Now this is my kind of catwalk lineup!
Just look at the elegant lines.
The ergonomic flourishes
The flashy juxtaposition of colors from different eras!
This is the kind of useful, utilitarian lineup worth getting all swoony about!
Far more so than the usual catwalk drivel that only looks good on a certain, limited body-type, will be replaced next season anyway, is only appropriate for occasions that the majority of us will never be invited to, and contributes pretty much nothing to the betterment of society other than moving money from your pocket into someone else's.
Here in our more useful lineup, on the right we have the old guard. Just how old I can't quite remember but I had it before we started building here on the property. So it's at least 18 years ago.
And that was clearly before Ryobi's rebranding of the blue 18 volt tools to the greeny yellow of the ONE+ line of 18 volt tools.
In fact when I first got the blue set,
which includes my angle-driver as well as my circular saw, they were powered by 1.4 AH 18 volt NICD's. (Now everything I have, which also includes a wet-vac, is powered by 4 AH 18 volt lithiums.)
So why do I also have one of the new-guard drill-drivers sitting there on my bench?
Well, of all my hand-tools the drill-driver is the one that gets used most. And that little 18 volt motor in there is pretty dang powerful and torquey. So after countless screws driven and a few hundred feet of holes drilled that torque fighting against my hand was finally too much for the handle.
The failure was gradual and at first I could still get the forward/reverse switch and the trigger to work if I held everything just right. But eventually the damage got beyond the limits of just-right and I actually had to resort to hand-driving a few screws and dragging out the drill press, because my drill-driver was now just a very awkward manual screwdriver.
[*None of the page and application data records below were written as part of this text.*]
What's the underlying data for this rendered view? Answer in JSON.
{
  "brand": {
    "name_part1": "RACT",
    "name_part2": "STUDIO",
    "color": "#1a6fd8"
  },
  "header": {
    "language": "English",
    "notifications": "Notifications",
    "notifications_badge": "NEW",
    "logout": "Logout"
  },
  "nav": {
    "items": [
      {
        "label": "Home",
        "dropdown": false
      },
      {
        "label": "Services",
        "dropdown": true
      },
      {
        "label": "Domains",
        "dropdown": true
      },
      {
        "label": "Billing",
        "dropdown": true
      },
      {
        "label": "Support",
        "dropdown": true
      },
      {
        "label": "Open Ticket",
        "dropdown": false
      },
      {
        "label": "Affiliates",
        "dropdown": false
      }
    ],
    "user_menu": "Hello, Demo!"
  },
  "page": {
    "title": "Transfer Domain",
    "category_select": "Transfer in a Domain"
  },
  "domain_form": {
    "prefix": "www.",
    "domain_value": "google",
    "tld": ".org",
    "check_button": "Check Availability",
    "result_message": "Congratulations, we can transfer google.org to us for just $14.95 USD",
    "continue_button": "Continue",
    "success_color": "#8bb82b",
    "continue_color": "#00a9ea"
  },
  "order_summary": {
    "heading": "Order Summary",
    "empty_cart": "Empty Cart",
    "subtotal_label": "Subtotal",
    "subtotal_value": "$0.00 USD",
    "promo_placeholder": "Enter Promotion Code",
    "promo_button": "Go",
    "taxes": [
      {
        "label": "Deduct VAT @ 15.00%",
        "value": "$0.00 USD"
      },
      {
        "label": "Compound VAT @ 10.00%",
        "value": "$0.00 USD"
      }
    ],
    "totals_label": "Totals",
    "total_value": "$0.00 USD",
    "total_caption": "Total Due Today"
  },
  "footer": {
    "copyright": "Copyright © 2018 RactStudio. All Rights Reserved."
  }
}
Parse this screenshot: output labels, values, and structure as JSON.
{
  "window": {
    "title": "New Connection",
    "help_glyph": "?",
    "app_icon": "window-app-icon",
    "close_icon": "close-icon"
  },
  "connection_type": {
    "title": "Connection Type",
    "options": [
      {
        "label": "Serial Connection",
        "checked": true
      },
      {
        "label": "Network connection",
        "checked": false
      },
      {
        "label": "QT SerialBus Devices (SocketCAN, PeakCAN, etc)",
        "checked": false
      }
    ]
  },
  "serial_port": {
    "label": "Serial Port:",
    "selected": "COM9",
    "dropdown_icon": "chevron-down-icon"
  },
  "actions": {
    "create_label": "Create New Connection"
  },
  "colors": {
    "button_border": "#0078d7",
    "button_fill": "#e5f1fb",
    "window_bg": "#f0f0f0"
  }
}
In between the initial purchase and the final failure I went through a couple sets of batteries and am now on a set of two lithiums that are still going strong.
Fortunately, not really wanting to pay for any additional batteries and/or chargers, after a bit of hunting around I was able to purchase, for a reasonable price, (Less than $40) that snazzy new drill/hammer/driver sans battery. (They usually come with 2 AMP hour batteries which are fine if you are close to a recharging outlet but less fine when parts of the property are up to a quarter-mile from the nearest outlet and having enough battery, albeit heavier battery, to get the job done on a single charge is much handier.)
Right off the bat you'll notice that the new unit does not come with the cool little bubble-level that's built into the old one. No big deal, I never used it anyway, relying on eye instead.
OK, my eye isn't always perfect, but close enough!
Both have a two-speed switch for changing between fast and somewhat torquey or slow and really torquey. But another difference between the two units, other than color, is that the blue unit had a two position mode-switch on top. One setting that engaged the torque-ring for driving screws and the other which bypassed the torque-ring for drilling holes.
The new unit has a three-position mode-switch on it. The center and far positions (relative to the photo) correspond to the two positions of the blue unit, drive screw or drill hole. The third position, the near one, engages the hammer-drill function for drilling in masonry and tile.
Not sure how useful that will be since I already had a heavier, plug-in, hammer drill for that occasionally used function.
But it's not like I had much choice, as it appears that a two-function drill/driver is no long part of the Ryobi lineup.
I'm hoping that it will loosen up with use, but for now that switch is so tight I have to use a flat-blade screwdriver, the old fashioned kind, to force the switch from either of the two side positions back into the middle. I guess maybe I need to toughen up my thumbs?!
Another feature that was missing in the old unit is this side-handle for really he-manning it when using the hammer-drill mode.
Since it's really just in the way most of the time
I've removed it and just threw the bits into the corner of the drawer where the drill/driver lives when not in actual use.
Now, it wasn't horribly expensive to replace, but hopefully this is my last drill-driver.